Pick up a copy; you’ll find some great new writing and journalism. This month, Jim Chalmers and Andrew Charlton set their minds to the impact of automation and robotisation on prospects for human workers. In fact, the theme of technology runs through two of the essays this issue, bringing both much-needed context and new arguments. The general discussion about technology so often sticks only to the basic binary positions: technology is a kind of utopia vs technology will steal our jobs and make humans superfluous.

We often seem blind in the face of technological change, or rendered mute by its apparently overwhelming nature. But has the pace of change really been so great and disruptive, asks James Boyce, or has our thinking simply been colonised by the tech boosters and billionaires?

“Broadly similar historical narratives have been told by the powerful beneficiaries of every disruptive technological change,” he writes. “One doesn’t need to question the sincerity of the storyteller or to point out that their histories invariably justify the necessity to put away the old and embrace the new. The common theme is the omnipotence and ultimate beneficence of the technological revolution underway.” Be wary, he says.

In our minor way we have embraced change in the new issue, but readers can be assured that none of the changes have been undertaken lightly or thoughtlessly. Some change is good.

Nick Feik

Nick Feik is the editor of The Monthly.


Read on

Image from ‘La Passion de Simone’

Performing philosophy: ‘La Passion de Simone’ at the Sydney Festival

The creatives behind this Sydney Chamber Opera production on the extreme empathy of Simone Weil

Image of Craig Kelly

Protecting Craig Kelly

Saving the MP from a preselection battle was another fine display of muppetry

Images from ‘Colette’ and ‘Can You Ever Forgive Me?’
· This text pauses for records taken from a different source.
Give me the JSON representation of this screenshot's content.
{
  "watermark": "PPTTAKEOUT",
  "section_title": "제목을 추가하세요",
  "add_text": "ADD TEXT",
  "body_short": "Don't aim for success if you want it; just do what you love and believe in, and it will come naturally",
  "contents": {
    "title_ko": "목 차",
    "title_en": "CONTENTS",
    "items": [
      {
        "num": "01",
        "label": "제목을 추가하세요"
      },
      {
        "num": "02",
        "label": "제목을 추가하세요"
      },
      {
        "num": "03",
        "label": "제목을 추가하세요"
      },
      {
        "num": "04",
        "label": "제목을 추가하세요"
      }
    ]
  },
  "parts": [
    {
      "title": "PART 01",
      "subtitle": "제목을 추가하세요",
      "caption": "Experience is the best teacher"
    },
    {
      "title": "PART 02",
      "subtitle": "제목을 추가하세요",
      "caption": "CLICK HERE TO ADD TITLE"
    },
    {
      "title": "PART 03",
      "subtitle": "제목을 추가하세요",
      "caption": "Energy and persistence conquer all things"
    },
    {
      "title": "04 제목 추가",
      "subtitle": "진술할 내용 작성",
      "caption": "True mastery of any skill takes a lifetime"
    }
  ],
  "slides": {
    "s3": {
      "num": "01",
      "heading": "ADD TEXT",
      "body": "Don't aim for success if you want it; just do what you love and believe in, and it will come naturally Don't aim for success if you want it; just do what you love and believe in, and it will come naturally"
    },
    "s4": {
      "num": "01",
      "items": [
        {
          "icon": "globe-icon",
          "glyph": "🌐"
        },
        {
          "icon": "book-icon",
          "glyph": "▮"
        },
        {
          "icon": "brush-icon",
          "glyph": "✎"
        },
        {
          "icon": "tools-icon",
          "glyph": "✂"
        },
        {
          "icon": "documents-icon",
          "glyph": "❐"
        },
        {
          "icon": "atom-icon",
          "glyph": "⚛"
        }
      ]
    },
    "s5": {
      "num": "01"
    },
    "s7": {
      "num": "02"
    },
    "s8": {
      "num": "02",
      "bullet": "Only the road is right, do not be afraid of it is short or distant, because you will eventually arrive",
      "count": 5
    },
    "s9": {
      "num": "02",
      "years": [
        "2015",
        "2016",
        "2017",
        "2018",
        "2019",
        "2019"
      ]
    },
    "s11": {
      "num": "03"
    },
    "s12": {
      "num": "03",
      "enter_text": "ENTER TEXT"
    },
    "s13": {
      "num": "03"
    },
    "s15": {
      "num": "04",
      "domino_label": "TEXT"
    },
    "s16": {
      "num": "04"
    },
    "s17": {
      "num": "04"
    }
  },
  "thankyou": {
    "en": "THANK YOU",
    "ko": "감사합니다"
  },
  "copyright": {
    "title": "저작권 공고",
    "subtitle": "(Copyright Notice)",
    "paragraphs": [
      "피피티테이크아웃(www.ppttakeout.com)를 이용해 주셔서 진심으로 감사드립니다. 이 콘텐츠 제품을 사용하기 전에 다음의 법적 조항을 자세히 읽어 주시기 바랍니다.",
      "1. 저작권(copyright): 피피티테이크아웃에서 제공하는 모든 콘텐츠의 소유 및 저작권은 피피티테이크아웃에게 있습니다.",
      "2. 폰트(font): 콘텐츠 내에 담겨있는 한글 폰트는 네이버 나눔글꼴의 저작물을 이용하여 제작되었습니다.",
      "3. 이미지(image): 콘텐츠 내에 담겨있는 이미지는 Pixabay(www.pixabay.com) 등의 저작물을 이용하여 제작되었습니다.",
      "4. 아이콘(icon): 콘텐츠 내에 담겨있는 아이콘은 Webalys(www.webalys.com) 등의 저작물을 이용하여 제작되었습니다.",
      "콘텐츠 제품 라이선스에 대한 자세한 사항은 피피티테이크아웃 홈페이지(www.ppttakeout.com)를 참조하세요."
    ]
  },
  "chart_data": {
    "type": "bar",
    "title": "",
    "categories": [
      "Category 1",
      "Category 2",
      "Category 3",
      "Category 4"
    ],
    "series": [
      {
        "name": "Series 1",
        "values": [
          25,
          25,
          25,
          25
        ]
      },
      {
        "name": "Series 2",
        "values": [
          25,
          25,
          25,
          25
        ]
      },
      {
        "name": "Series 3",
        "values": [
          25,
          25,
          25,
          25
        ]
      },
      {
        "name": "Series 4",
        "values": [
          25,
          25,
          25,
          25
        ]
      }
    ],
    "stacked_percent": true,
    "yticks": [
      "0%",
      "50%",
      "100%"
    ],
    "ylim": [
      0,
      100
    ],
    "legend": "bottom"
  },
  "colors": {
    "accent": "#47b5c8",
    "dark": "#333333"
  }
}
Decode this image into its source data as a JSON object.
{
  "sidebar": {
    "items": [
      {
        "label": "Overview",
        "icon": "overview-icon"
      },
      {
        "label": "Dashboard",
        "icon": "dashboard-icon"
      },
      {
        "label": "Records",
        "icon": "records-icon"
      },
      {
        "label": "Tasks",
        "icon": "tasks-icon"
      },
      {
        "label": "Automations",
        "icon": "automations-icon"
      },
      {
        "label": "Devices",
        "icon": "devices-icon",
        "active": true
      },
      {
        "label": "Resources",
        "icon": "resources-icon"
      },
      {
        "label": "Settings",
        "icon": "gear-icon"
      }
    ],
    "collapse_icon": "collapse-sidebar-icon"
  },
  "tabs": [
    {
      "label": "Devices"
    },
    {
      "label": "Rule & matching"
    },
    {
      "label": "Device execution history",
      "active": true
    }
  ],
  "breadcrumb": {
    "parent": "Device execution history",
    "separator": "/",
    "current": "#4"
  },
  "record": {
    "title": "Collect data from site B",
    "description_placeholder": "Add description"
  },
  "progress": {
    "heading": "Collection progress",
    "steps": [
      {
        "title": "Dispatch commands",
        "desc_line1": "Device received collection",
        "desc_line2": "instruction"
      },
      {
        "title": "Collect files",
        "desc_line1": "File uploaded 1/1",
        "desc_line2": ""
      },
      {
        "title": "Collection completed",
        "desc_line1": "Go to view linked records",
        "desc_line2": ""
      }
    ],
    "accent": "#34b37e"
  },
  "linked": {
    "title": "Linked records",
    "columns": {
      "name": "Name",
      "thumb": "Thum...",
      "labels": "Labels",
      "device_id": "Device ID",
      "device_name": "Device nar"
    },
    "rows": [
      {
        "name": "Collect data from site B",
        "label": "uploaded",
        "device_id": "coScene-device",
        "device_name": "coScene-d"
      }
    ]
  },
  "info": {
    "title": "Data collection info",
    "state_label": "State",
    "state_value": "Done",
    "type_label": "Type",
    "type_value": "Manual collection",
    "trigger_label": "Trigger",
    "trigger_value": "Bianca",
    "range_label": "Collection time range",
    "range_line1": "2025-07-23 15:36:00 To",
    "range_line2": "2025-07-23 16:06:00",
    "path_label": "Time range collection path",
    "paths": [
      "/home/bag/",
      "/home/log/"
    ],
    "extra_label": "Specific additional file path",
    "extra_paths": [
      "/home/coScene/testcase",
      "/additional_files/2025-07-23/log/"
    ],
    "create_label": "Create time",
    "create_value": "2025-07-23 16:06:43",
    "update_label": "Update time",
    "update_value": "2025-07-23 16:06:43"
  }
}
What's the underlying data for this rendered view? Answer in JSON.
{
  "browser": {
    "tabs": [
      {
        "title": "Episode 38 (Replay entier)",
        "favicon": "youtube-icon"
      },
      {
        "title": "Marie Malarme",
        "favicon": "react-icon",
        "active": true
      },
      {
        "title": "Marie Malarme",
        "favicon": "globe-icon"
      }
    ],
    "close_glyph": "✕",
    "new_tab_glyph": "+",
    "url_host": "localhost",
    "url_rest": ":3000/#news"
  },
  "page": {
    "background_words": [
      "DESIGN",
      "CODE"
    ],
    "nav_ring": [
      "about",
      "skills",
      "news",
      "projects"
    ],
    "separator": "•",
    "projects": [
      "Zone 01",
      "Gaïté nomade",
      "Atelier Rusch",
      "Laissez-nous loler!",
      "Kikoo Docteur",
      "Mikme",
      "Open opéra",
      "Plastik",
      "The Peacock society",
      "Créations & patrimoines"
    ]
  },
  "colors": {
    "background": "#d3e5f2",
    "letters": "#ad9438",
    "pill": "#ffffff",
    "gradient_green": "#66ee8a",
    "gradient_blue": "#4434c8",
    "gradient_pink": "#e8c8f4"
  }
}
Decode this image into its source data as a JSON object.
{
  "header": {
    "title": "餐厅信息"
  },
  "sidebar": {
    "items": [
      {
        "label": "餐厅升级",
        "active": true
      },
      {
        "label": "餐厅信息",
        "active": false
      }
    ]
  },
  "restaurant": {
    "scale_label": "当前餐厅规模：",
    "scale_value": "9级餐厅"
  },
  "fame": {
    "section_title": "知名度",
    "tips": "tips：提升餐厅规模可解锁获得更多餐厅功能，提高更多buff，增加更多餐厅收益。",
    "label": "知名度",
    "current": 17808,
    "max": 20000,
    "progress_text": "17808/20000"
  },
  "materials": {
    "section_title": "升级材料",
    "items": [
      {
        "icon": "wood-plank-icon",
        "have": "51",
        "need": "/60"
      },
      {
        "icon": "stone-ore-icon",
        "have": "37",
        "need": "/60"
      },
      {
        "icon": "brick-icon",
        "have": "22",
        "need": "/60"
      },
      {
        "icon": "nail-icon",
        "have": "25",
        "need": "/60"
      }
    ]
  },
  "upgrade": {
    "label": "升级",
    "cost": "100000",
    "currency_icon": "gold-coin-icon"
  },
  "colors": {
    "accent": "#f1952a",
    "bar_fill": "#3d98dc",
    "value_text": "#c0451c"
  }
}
Fake it so real: ‘Can You Ever Forgive Me?’ and ‘Colette’

Two new films examine female writers who masquerade for very different reasons


Editor’s Note December 2018 – January 2019